Readers have often pointed out to me that my site has no consistent message. When you read other blogs, their philosophies are sharpened down to a point: simplicity, live consciously or nonconformity. In comparison, mine seems rather haphazard.
Part of this is focus—writers have opinions about many subjects, but they are only interesting when writing on a few of them. But I suspect a bigger part is that people are naturally drawn to simplified life philosophies. We want to be able to reduce life to a few generalized principles from which all truth can follow.
But why should life be simple? The complexity of even the simplest things is staggering, so why should life boil down to following only a few basic tenets?
Physicists often have a dislike for the social sciences. Richard Feynman notoriously claimed many of them were cargo cult sciences, trying to give the appearance of being scientific without upholding the same rigor. If they were truly doing science, why had they discovered no universal laws or principles?
While the merit of Feynman’s comments is questionable, it does raise an interesting point. Why have we discovered laws of physics that hold to amazing accuracy, but have failed to uncover similarly strong principles in sociology or economics? After all, truly few principles of economics could approach the confidence intervals and generality we have for Maxwell’s equations.
I suspect the answer is that simple equations don’t exist for economics or sociology. Sociology is built on psychology, which is built on biology, built on chemistry, built on physics. These disciplines rest upon an enormous tower of complexity, so it’s no wonder we haven’t uncovered an equation with the simplicity and breadth of e=mc^2.
Chaos theory tells us that many common systems can have wildly divergent results based on slight tweaks of the initial conditions. Given that life emerges from so many of these chaotic subsystems, is it any wonder we haven’t found the perfect equation telling people how to live?
For their part, the social sciences have seemed to adopt two different approaches to managing the complexity. The most common has been to make simple models, but accept the limitations or lack of generality they create.
Models are often necessary. Simplicity has a power to make decisions, even if they are sometimes wrong. A solution that works much of the time is better than giving up because no perfect solution exists.
But models only work if you accept that they are only approximations. Instead, many people like their models enough that they prefer them to an ambiguous reality. Models are only useful if you recognize the boundaries where they break down.
Learning new models for life can be useful too. But only if you are aware, and expect, the model to break at some point. The most useful truths are rarely universal.
Another, more recent, approach is to avoid trying to make a comprehensible model altogether. Machine translation researcher, Peter Norvig, argues here that machine learning models can better predict grammatical regularities than the theories of linguists. The challenge is that such billion-parameter models are opaque in how they generate predictions.
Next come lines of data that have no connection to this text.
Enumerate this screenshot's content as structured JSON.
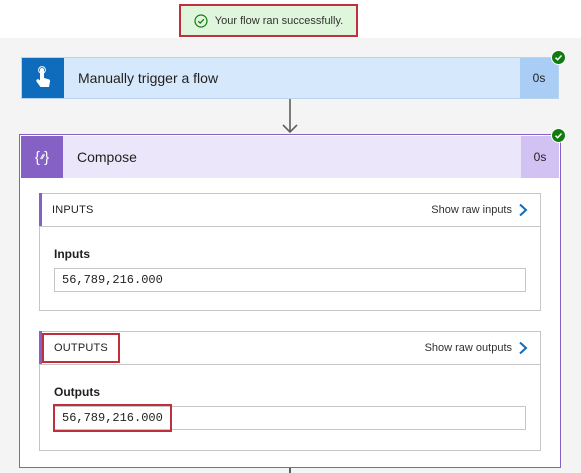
{
  "toast": {
    "message": "Your flow ran successfully."
  },
  "trigger": {
    "title": "Manually trigger a flow",
    "duration": "0s",
    "icon": "touch-hand-icon"
  },
  "compose": {
    "title": "Compose",
    "duration": "0s",
    "icon": "braces-icon",
    "inputs": {
      "header": "INPUTS",
      "show_raw_label": "Show raw inputs",
      "field_label": "Inputs",
      "field_value": "56,789,216.000"
    },
    "outputs": {
      "header": "OUTPUTS",
      "show_raw_label": "Show raw outputs",
      "field_label": "Outputs",
      "field_value": "56,789,216.000"
    }
  },
  "colors": {
    "success": "#107c10",
    "highlight": "#c0303a",
    "trigger_accent": "#0f6cbd",
    "compose_accent": "#8661c5"
  }
}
In many ways this is why learning-by-doing works. The complexity of the situations is too vast to be understood consciously, and the accuracy of any comprehensible model is too low. The average person is an encyclopedia of such unarticulated facts, guided by principles they would never be able to explain consistently.
Searching for Local Truth
Instead of trying to find the perfect set of universal principles, we’re better off trying to find local truths. Things which aren’t true for all people or cases, but which are true enough of the time to be worth believing in.
Exploring local truths means we also need to work harder to find where they break. We’re endowed with thousands of these local truths over the years of our life, but few people ever try to see where they stop working. Experience without experimenting is just reaffirming those little lies.
More than anything it means that, perhaps, universal principles don’t exist. If they do, they are probably more complex than anything religion or philosophy has yet to offer.